Dataset rows describing interfaces:
....

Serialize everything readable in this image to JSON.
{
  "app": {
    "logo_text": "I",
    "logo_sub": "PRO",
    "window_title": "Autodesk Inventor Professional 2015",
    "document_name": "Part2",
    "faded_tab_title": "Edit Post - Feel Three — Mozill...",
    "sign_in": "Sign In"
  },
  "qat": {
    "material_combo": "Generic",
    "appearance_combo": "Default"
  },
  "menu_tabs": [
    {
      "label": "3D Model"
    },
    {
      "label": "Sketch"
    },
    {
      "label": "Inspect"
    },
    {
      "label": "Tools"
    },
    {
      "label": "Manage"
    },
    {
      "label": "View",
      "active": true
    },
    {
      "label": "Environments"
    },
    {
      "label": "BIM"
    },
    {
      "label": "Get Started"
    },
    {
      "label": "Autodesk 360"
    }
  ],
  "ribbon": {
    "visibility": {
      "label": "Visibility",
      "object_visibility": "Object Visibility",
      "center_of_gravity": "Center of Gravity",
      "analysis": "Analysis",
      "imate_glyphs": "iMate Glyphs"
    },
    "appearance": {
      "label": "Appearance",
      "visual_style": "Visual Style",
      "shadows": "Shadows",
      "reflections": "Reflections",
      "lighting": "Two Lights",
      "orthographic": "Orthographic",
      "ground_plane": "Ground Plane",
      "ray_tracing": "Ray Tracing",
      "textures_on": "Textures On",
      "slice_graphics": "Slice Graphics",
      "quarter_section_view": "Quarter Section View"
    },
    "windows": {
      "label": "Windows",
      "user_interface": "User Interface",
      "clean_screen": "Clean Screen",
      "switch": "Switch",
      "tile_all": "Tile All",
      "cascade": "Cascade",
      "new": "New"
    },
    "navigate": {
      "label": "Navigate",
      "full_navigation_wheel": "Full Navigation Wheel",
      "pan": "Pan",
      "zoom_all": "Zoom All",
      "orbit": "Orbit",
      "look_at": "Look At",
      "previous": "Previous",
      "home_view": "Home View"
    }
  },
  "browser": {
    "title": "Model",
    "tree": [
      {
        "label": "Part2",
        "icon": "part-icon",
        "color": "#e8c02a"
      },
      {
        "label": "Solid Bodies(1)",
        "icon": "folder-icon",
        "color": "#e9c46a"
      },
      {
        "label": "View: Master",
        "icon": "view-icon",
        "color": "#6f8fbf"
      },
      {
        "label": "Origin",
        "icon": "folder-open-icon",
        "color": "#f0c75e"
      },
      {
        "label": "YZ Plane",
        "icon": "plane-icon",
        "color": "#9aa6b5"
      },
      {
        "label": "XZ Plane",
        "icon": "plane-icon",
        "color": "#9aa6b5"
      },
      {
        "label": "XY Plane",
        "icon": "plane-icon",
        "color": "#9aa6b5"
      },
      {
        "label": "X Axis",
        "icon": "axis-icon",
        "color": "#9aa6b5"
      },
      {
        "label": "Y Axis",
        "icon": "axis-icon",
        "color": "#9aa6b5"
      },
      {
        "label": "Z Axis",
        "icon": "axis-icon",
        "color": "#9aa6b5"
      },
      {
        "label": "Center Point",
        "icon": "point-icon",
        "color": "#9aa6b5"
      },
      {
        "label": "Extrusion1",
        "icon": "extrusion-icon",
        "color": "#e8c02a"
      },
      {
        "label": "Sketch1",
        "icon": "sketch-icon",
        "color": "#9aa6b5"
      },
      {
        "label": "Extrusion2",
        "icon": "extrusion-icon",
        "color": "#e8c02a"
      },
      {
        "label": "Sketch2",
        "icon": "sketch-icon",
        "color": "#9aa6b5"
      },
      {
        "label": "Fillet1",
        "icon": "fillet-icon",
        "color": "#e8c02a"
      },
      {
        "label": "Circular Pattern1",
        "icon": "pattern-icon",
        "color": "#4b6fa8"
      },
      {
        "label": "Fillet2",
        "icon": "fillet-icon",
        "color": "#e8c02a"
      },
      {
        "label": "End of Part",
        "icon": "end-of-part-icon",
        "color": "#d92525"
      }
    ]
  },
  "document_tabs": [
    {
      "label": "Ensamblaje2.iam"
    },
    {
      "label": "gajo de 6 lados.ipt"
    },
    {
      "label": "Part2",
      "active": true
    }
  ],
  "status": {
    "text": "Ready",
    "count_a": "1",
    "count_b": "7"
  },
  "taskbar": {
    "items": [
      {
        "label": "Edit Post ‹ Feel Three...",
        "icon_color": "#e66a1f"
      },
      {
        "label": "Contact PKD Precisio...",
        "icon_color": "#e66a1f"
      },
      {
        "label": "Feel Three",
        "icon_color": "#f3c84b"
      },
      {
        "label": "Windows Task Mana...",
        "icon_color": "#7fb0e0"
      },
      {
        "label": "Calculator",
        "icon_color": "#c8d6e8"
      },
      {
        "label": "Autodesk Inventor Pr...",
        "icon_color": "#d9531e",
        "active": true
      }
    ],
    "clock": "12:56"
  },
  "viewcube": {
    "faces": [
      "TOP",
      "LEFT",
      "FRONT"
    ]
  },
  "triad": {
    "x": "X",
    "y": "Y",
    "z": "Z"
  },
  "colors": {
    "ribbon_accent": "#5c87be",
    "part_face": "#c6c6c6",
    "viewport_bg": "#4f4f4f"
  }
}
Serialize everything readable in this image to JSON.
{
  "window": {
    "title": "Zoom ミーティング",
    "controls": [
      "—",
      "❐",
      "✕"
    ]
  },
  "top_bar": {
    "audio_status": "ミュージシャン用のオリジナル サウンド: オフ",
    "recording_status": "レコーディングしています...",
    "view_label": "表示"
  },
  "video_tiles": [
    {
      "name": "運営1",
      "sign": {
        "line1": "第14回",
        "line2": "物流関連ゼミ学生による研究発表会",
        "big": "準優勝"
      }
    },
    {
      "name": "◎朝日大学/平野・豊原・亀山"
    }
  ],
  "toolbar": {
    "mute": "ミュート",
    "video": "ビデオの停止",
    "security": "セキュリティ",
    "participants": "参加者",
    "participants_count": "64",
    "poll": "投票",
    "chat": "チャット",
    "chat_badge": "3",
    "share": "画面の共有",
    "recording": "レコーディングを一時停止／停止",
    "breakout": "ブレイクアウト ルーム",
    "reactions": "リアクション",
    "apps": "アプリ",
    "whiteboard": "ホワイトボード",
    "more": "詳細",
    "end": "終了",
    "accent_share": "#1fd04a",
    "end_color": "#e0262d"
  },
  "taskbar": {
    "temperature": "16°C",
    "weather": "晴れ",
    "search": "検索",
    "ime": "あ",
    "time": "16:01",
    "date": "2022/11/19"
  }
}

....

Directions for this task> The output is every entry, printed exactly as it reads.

Response for this exercise>
Serialize everything readable in this image to JSON.
{
  "app": {
    "logo_text": "I",
    "logo_sub": "PRO",
    "window_title": "Autodesk Inventor Professional 2015",
    "document_name": "Part2",
    "faded_tab_title": "Edit Post - Feel Three — Mozill...",
    "sign_in": "Sign In"
  },
  "qat": {
    "material_combo": "Generic",
    "appearance_combo": "Default"
  },
  "menu_tabs": [
    {
      "label": "3D Model"
    },
    {
      "label": "Sketch"
    },
    {
      "label": "Inspect"
    },
    {
      "label": "Tools"
    },
    {
      "label": "Manage"
    },
    {
      "label": "View",
      "active": true
    },
    {
      "label": "Environments"
    },
    {
      "label": "BIM"
    },
    {
      "label": "Get Started"
    },
    {
      "label": "Autodesk 360"
    }
  ],
  "ribbon": {
    "visibility": {
      "label": "Visibility",
      "object_visibility": "Object Visibility",
      "center_of_gravity": "Center of Gravity",
      "analysis": "Analysis",
      "imate_glyphs": "iMate Glyphs"
    },
    "appearance": {
      "label": "Appearance",
      "visual_style": "Visual Style",
      "shadows": "Shadows",
      "reflections": "Reflections",
      "lighting": "Two Lights",
      "orthographic": "Orthographic",
      "ground_plane": "Ground Plane",
      "ray_tracing": "Ray Tracing",
      "textures_on": "Textures On",
      "slice_graphics": "Slice Graphics",
      "quarter_section_view": "Quarter Section View"
    },
    "windows": {
      "label": "Windows",
      "user_interface": "User Interface",
      "clean_screen": "Clean Screen",
      "switch": "Switch",
      "tile_all": "Tile All",
      "cascade": "Cascade",
      "new": "New"
    },
    "navigate": {
      "label": "Navigate",
      "full_navigation_wheel": "Full Navigation Wheel",
      "pan": "Pan",
      "zoom_all": "Zoom All",
      "orbit": "Orbit",
      "look_at": "Look At",
      "previous": "Previous",
      "home_view": "Home View"
    }
  },
  "browser": {
    "title": "Model",
    "tree": [
      {
        "label": "Part2",
        "icon": "part-icon",
        "color": "#e8c02a"
      },
      {
        "label": "Solid Bodies(1)",
        "icon": "folder-icon",
        "color": "#e9c46a"
      },
      {
        "label": "View: Master",
        "icon": "view-icon",
        "color": "#6f8fbf"
      },
      {
        "label": "Origin",
        "icon": "folder-open-icon",
        "color": "#f0c75e"
      },
      {
        "label": "YZ Plane",
        "icon": "plane-icon",
        "color": "#9aa6b5"
      },
      {
        "label": "XZ Plane",
        "icon": "plane-icon",
        "color": "#9aa6b5"
      },
      {
        "label": "XY Plane",
        "icon": "plane-icon",
        "color": "#9aa6b5"
      },
      {
        "label": "X Axis",
        "icon": "axis-icon",
        "color": "#9aa6b5"
      },
      {
        "label": "Y Axis",
        "icon": "axis-icon",
        "color": "#9aa6b5"
      },
      {
        "label": "Z Axis",
        "icon": "axis-icon",
        "color": "#9aa6b5"
      },
      {
        "label": "Center Point",
        "icon": "point-icon",
        "color": "#9aa6b5"
      },
      {
        "label": "Extrusion1",
        "icon": "extrusion-icon",
        "color": "#e8c02a"
      },
      {
        "label": "Sketch1",
        "icon": "sketch-icon",
        "color": "#9aa6b5"
      },
      {
        "label": "Extrusion2",
        "icon": "extrusion-icon",
        "color": "#e8c02a"
      },
      {
        "label": "Sketch2",
        "icon": "sketch-icon",
        "color": "#9aa6b5"
      },
      {
        "label": "Fillet1",
        "icon": "fillet-icon",
        "color": "#e8c02a"
      },
      {
        "label": "Circular Pattern1",
        "icon": "pattern-icon",
        "color": "#4b6fa8"
      },
      {
        "label": "Fillet2",
        "icon": "fillet-icon",
        "color": "#e8c02a"
      },
      {
        "label": "End of Part",
        "icon": "end-of-part-icon",
        "color": "#d92525"
      }
    ]
  },
  "document_tabs": [
    {
      "label": "Ensamblaje2.iam"
    },
    {
      "label": "gajo de 6 lados.ipt"
    },
    {
      "label": "Part2",
      "active": true
    }
  ],
  "status": {
    "text": "Ready",
    "count_a": "1",
    "count_b": "7"
  },
  "taskbar": {
    "items": [
      {
        "label": "Edit Post ‹ Feel Three...",
        "icon_color": "#e66a1f"
      },
      {
        "label": "Contact PKD Precisio...",
        "icon_color": "#e66a1f"
      },
      {
        "label": "Feel Three",
        "icon_color": "#f3c84b"
      },
      {
        "label": "Windows Task Mana...",
        "icon_color": "#7fb0e0"
      },
      {
        "label": "Calculator",
        "icon_color": "#c8d6e8"
      },
      {
        "label": "Autodesk Inventor Pr...",
        "icon_color": "#d9531e",
        "active": true
      }
    ],
    "clock": "12:56"
  },
  "viewcube": {
    "faces": [
      "TOP",
      "LEFT",
      "FRONT"
    ]
  },
  "triad": {
    "x": "X",
    "y": "Y",
    "z": "Z"
  },
  "colors": {
    "ribbon_accent": "#5c87be",
    "part_face": "#c6c6c6",
    "viewport_bg": "#4f4f4f"
  }
}
Serialize everything readable in this image to JSON.
{
  "window": {
    "title": "Zoom ミーティング",
    "controls": [
      "—",
      "❐",
      "✕"
    ]
  },
  "top_bar": {
    "audio_status": "ミュージシャン用のオリジナル サウンド: オフ",
    "recording_status": "レコーディングしています...",
    "view_label": "表示"
  },
  "video_tiles": [
    {
      "name": "運営1",
      "sign": {
        "line1": "第14回",
        "line2": "物流関連ゼミ学生による研究発表会",
        "big": "準優勝"
      }
    },
    {
      "name": "◎朝日大学/平野・豊原・亀山"
    }
  ],
  "toolbar": {
    "mute": "ミュート",
    "video": "ビデオの停止",
    "security": "セキュリティ",
    "participants": "参加者",
    "participants_count": "64",
    "poll": "投票",
    "chat": "チャット",
    "chat_badge": "3",
    "share": "画面の共有",
    "recording": "レコーディングを一時停止／停止",
    "breakout": "ブレイクアウト ルーム",
    "reactions": "リアクション",
    "apps": "アプリ",
    "whiteboard": "ホワイトボード",
    "more": "詳細",
    "end": "終了",
    "accent_share": "#1fd04a",
    "end_color": "#e0262d"
  },
  "taskbar": {
    "temperature": "16°C",
    "weather": "晴れ",
    "search": "検索",
    "ime": "あ",
    "time": "16:01",
    "date": "2022/11/19"
  }
}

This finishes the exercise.